By Terence Fernandez
OCTOBER 11 — Having covered five general elections, one comes to realise that there is a grey area when it comes to proper conduct involving money by political hopefuls and the parties behind them.
From crisp RM100 notes being pressed into my palm (which were immediately returned!) and media centres and computers sponsored by state agencies, I have witnessed numerous examples of questionable conduct which may be in breach of electoral laws or the very least, ethical practises.
Meanwhile, other goings-on take place outside the campaign period, way before Election Day. Which is why watchdog groups have long called for the need to monitor election funding and for politicians and political parties to come clean over the source of their funding and who their well-wishers are.
These calls have often fallen on deaf ears but last year, the government itself initiated attempts to reform political funding regulations with the establishment of the National Consultative Committee on Political Financing on August 14, 2015.

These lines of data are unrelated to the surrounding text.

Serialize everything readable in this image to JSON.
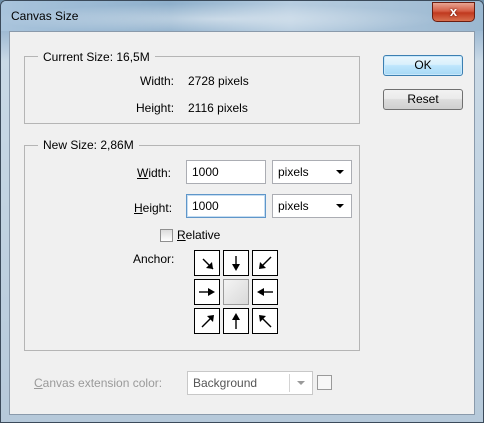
{
  "window": {
    "title": "Canvas Size",
    "close_glyph": "x"
  },
  "current_size": {
    "legend": "Current Size: 16,5M",
    "width_label": "Width:",
    "width_value": "2728 pixels",
    "height_label": "Height:",
    "height_value": "2116 pixels"
  },
  "new_size": {
    "legend": "New Size: 2,86M",
    "width_label": "Width:",
    "width_value": "1000",
    "width_unit": "pixels",
    "height_label": "Height:",
    "height_value": "1000",
    "height_unit": "pixels",
    "relative_label": "Relative",
    "relative_checked": false,
    "anchor_label": "Anchor:"
  },
  "buttons": {
    "ok": "OK",
    "reset": "Reset"
  },
  "extension": {
    "label": "Canvas extension color:",
    "value": "Background"
  },
  "icons": {
    "close": "close-icon",
    "anchor": [
      "arrow-nw-icon",
      "arrow-n-icon",
      "arrow-ne-icon",
      "arrow-w-icon",
      "anchor-center",
      "arrow-e-icon",
      "arrow-sw-icon",
      "arrow-s-icon",
      "arrow-se-icon"
    ],
    "dropdown": "chevron-down-icon"
  },
  "colors": {
    "accent_border": "#3c7fb1",
    "close_red": "#c0391f"
  }
}
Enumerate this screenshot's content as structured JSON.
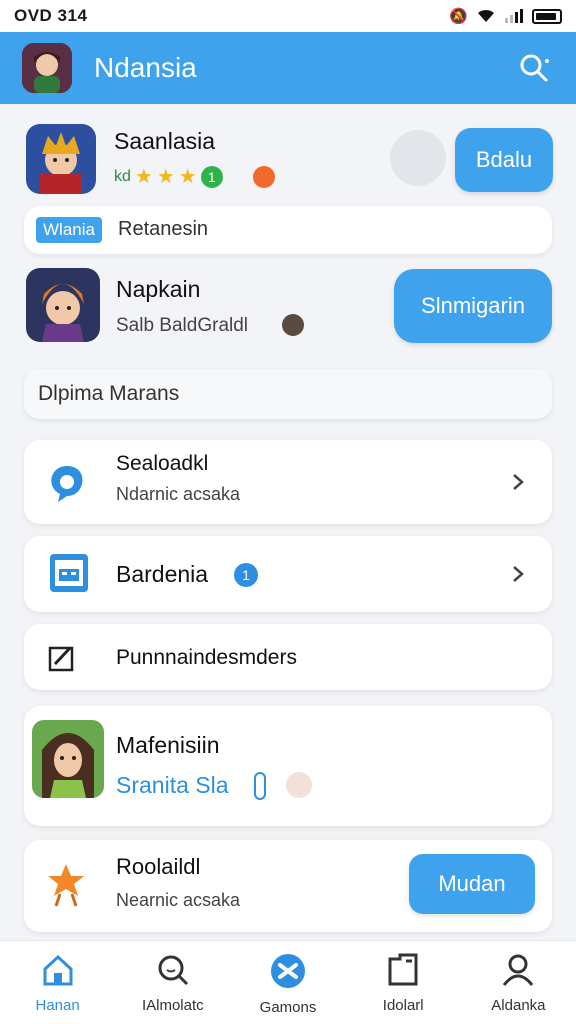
{
  "status": {
    "time": "OVD 314"
  },
  "app_bar": {
    "title": "Ndansia"
  },
  "featured": {
    "name": "Saanlasia",
    "rating_text": "kd",
    "badge_count": "1",
    "action_label": "Bdalu"
  },
  "tag_row": {
    "tag": "Wlania",
    "text": "Retanesin"
  },
  "game2": {
    "name": "Napkain",
    "subtitle": "Salb BaldGraldl",
    "action_label": "Slnmigarin"
  },
  "section": {
    "title": "Dlpima Marans"
  },
  "list": [
    {
      "title": "Sealoadkl",
      "subtitle": "Ndarnic acsaka"
    },
    {
      "title": "Bardenia",
      "badge": "1"
    },
    {
      "title": "Punnnaindesmders"
    }
  ],
  "game3": {
    "name": "Mafenisiin",
    "subtitle": "Sranita Sla"
  },
  "game4": {
    "name": "Roolaildl",
    "subtitle": "Nearnic acsaka",
    "action_label": "Mudan"
  },
  "tabs": [
    {
      "label": "Hanan",
      "icon": "home-icon"
    },
    {
      "label": "IAlmolatc",
      "icon": "search-icon"
    },
    {
      "label": "Gamons",
      "icon": "games-icon"
    },
    {
      "label": "Idolarl",
      "icon": "library-icon"
    },
    {
      "label": "Aldanka",
      "icon": "profile-icon"
    }
  ],
  "colors": {
    "accent": "#3ea3ec",
    "background": "#f2f4f7"
  }
}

While proponents of good governance would like to think that the leadership caved in to demands from the Opposition and civil society, the more skeptical opine that these “reforms” are meant to curtail the flow of financial support to the Opposition by its ever-expanding support base. Read more